Wooden boat builder

I stumbled over a TRT saw quite by chance. I was looking for an all-round practical saw that was not too expensive, and found one at a local store. It was not an established tool shop, so I took one with me and had no great expectations to its handling. I had only one choice which was a black 20" 11 tpi/12 point saw and was quite surprised to find that it was significantly different to the usual saws on the market here in Norway. I have bought a lot of saws in my time, mainly Scandinavian, but also an American brand and the British brand once or twice. However, the difference in the whole sawing experience was quickly apparent. My first thought was that it was new and sharp, but I found that after considerable use that it was an extremely stable and fast cutting tool that has proven to be my favorite.

I have now used various examples of the TRT saws in numerous types of wood and plywood. I have tested them for a while now and have been considering why these saws function so well. I believe that the stiffness of the blade is a notable factor, but the crucial feature is the geometry of the teeth. It looks like TRT have combined Japanese or eastern inspired teeth geometry with the western style sturdy blade and handle to make robust and fast cutting tool that proves to be a winner in both crosscut sawing and rip cutting. It cuts best on the push, but also to some extent on the draw.

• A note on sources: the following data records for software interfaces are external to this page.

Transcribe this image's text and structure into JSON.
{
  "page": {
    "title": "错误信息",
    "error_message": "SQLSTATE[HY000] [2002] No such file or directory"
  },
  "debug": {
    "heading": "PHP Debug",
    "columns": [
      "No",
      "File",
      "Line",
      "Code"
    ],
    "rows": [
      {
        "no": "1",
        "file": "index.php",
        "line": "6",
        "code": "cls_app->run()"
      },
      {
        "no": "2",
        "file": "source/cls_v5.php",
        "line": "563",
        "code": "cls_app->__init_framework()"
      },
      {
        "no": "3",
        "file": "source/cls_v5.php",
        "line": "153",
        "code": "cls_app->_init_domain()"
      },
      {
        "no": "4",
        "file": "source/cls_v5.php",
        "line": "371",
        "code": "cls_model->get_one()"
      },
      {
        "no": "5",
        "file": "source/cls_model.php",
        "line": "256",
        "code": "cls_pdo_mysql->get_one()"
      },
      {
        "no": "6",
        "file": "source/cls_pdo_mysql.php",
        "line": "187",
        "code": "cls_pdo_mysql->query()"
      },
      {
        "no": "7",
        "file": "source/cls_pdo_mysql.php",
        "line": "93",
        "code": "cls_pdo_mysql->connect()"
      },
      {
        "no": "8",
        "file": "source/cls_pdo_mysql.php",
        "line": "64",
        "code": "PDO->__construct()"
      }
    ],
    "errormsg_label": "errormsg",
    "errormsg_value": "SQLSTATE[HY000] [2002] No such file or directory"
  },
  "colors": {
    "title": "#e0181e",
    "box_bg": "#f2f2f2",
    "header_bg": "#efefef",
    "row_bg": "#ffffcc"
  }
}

The handle is a nice feature, as the grip is large enough for my hands. Like a lot of craftsmen I find that many modern tool makers do not put enough emphasis on the design of the handle, some are too small in handle size which is tiresome in the long run, however I find the TRT handles quite comfortable.

When in need of a quick cutting saw for larger dimensions of timber, I tried the TRT 20” 7tpi/8 points saw and found that it cut quickly and precisely through Scandinavian pine which is a very common material for boat building as well as house construction here. This saw is an efficient cutting tool that outdid my usual rough cutting saws in both speed and surface finish. When cutting through oak which is a hard and dense wood type, it also proved to saw a quick and easy cut that was very satisfying. When sawing through large dimensions of moist wood, I have been frustrated that saws are pinched or have to squeeze through the cut at the same time as cutting. This can be tiresome, but the balance and setting of the cutting edges of the teeth gave me no trouble cutting through a large piece of fresh timber.

I make the interior joinery in boats, and some furniture using hardwoods and various tropical woods. I found that the rigid backed tenon saw was also a very impressive tool, and I am happy to saw with such a precise saw as the 10” 7tpi/8 point saw. After cutting a half and half joint, I only had to scathe the saw cut with a sharp chisel and the two pieces could be joined snuggly together. It is very fulfilling to work with good tools.

I have always used different saws for different tasks, and will continue to do so, on the whole. However, I have found that the TRT western style hand saws have proved to be a good all round saws that are capable of many tasks.

Espen Sommerfelt

Wooden boat builder, Norway. 

http://risorkystkultursenter.no/